Chief among them is the secretary of state, Cardinal Pietro Parolin. In a sign that Francis’ hospitalization foresaw no change to the governance of the church, Parolin wasn’t even in the Vatican during Francis' three-hour scheduled surgery. He was in Strasbourg, France, to commemorate the 1,300th anniversary of the death of the patron saint of Alsasce.

Other Vatican functions are proceeding normally. Its daily noon bulletin came out again Tuesday with the names of new bishops appointed by the pope in Nicaragua, Nigeria and Britain. They presumably were approved ahead of time, although Francis could sign decrees and handle other matters of importance from his hospital bed, as St. John Paul II was known to have done during his many hospitalizations.


Canon law does have provisions for when a diocesan bishop gets sick and can’t run his diocese, but none for a pope. Canon 412 says a diocese can be declared “impeded” if its bishop — due to “captivity, banishment, exile, or incapacity” — cannot fulfill his pastoral functions. In such cases, the day-to-day running of the diocese shifts to an auxiliary bishop, a vicar general or someone else.

Even though Francis is the bishop of Rome, no explicit provision exists for the pope if he similarly becomes “impeded.” Canon 335 declares simply that when the Holy See is “vacant or entirely impeded,” nothing can be altered in the governance of the church. But it doesn’t say what it means for the Holy See to be “entirely impeded” or what provisions might come into play if it ever were.

“Really, we have no rules for this,” Cafardi said. “There are no canons and there’s no separate document that says how you would determine incapacity, whether incapacity could be permanent or temporary, and even more importantly who would govern the church in that time. Nothing. Absolutely nothing. We just leave it up to the Holy Spirit.”


In 1965, Pope Paul VI wrote letters to the dean of the College of Cardinals hypothesizing that if he were to become seriously ill, the dean and other cardinals should accept his resignation.

Paul foresaw the possibility that as popes continued to live longer, they could become incapacitated by stroke, dementia or some other long-term, progressive ailment that would make it impossible for them to do their job, and unable to freely resign.

In one letter, published in 2018, he cited an infirmity “which is presumed incurable or of long duration and which prevents us from sufficiently exercising the functions of our apostolic ministry.”

The letter was never invoked, since Paul lived another 13 years and died on the job.

But experts say Paul’s letter was unlikely to have ever been used since canon law requires a papal resignation be “freely and properly manifested” — as was the case when Pope Benedict XVI announced his resignation in 2013.

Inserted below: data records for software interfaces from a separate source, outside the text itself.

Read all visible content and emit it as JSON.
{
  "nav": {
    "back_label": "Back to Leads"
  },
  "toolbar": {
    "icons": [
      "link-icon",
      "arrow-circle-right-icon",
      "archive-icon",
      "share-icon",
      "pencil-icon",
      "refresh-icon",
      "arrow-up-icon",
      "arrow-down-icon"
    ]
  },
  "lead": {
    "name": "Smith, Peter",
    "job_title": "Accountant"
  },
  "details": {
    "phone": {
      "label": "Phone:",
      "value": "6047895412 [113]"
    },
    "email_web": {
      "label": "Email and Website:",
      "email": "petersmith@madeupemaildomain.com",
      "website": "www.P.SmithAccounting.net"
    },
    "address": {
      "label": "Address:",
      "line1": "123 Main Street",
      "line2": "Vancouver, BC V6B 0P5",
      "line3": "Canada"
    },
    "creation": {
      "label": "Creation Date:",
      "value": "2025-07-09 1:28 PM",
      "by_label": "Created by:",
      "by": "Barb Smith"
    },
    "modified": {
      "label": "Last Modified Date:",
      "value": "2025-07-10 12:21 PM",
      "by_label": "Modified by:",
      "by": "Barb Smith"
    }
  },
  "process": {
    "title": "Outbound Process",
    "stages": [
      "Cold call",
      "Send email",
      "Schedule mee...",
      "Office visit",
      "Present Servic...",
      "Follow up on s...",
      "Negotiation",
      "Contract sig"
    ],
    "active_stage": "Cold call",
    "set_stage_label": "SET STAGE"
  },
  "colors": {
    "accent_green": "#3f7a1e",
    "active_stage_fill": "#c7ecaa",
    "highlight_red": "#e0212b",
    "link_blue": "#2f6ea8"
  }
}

The scenario Paul envisioned — laying out grounds for his resignation in advance for a time when he might not be conscious or capable — “is not valid, because for a pope to validly resign from office he has to be lucid,” said Kurt Martens, canon lawyer and professor at Catholic University of America.


The only time papal power changes hands is when a pope dies or resigns. At that time a whole series of rites and rituals comes into play governing the “interregnum” — the period between the end of one pontificate and the election of a new pope.

During that period, known as the “sede vacante,” or “empty See,” the camerlengo, or chamberlain, runs the administration and finances of the Holy See. He certifies the pope's death, seals the papal apartments and prepares for the pope's burial before a conclave to elect a new pope. The position is currently held by Cardinal Kevin Farrell, the head of the Vatican’s laity office.

The camerlengo has no role or duties if the pope is merely sick or otherwise incapacitated.

“You have two options: Either you have a pope or you don’t have one, and as long as you have a pope — and in the case here he’s not dead — he governs the church,” Martens said. “Even if he’s dying, he governs the church.”


Even though there is a retired pope living on the Vatican grounds, he has no formal role to play, either.

Benedict, 94, ceased being pope on Feb. 28, 2013, when he became the the first pontiff in 600 years to resign. He has been living in a converted monastery in the Vatican gardens ever since.

Citing his private secretary, RAI state television said Benedict was praying for Francis’ recovery.